Our best advice? Halt the online research and give your vet a call.

Can cats eat dog food?

Did your cat and dog switch food bowls? Don't let it happen too regularly.

Cats and dogs may both be carnivores, but they have distinct nutritional needs.

Cat food is specially designed to cater to the specific requirements of felines, boasting a higher protein content and more taurine, an amino acid vital for cats that they can't synthesize themselves. In contrast, dog food might not supply enough of these essential nutrients for your cat's well-being.

Now, if your cat nibbles on a bit of dog food every so often, it's generally not a cause for concern. In moderation, dog food can offer some nutritional perks to cats. For instance, certain dog food brands pack extra vitamin E, which can give your cat's immune system a little boost.

But a steady diet of dog food or large portions of it could lead to malnutrition in the long run because it lacks certain vitamins and minerals that cats need to thrive. Plus, while the occasional snack might be okay for healthy adult cats without underlying health issues (like kidney disease), it's not the best choice for kittens or elderly or unwell felines.

The bottom line? While it's technically safe-in-moderation for healthy adult kitties, let's not make a habit of offering them the canine cuisine too frequently.

Information Purposes Only

The suggestions offered here are for informational purposes only and are not a substitute for pet-specific advice from your veterinarian. Never disregard your vet’s recommendations, or delay in acting on them, based on something you have read on this site. Regardless of how a food is rated here, any food that you give your pet can pose potential health risks, including allergic reactions, choking, or other health conditions such as bloat. Always monitor your pet while they’re eating, and never introduce a new food into your pet’s diet without first consulting your veterinarian. 
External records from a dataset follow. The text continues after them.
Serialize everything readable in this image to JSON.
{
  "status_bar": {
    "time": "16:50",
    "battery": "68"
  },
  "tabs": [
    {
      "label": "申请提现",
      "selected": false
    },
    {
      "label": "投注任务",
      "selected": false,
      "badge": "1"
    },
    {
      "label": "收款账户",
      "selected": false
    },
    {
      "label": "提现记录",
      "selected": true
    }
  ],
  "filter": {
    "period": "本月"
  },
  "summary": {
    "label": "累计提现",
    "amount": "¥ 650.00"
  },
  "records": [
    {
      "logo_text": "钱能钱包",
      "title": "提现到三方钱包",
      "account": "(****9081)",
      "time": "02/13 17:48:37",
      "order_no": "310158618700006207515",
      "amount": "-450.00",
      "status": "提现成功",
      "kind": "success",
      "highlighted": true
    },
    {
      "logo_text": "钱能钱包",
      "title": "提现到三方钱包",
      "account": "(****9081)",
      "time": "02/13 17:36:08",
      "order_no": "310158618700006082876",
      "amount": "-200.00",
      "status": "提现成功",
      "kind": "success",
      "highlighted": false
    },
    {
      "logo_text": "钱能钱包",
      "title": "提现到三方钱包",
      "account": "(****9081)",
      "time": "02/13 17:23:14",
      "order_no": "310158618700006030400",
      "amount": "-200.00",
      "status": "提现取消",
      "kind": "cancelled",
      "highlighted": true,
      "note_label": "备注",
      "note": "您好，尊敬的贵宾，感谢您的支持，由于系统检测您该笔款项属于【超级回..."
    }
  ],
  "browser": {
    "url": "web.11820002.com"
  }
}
Pet Poison Emergency Protocol

If your pet is acting sick, call your regular veterinarian immediately. If your regular veterinarian is closed, call a nearby on-call veterinarian, animal urgent care, or veterinary emergency hospital. If your pet is not acting sick but you think they may have been exposed to a poison, call the ASPCA Animal Poison Control Center (888-426-4435) or Pet Poison Helpline (855-764-7661).

Food Safety Statuses


Could be given almost daily without harm

Safe in moderation

Not toxic, but should not be given regularly


Toxic or simply too risky to give to your pet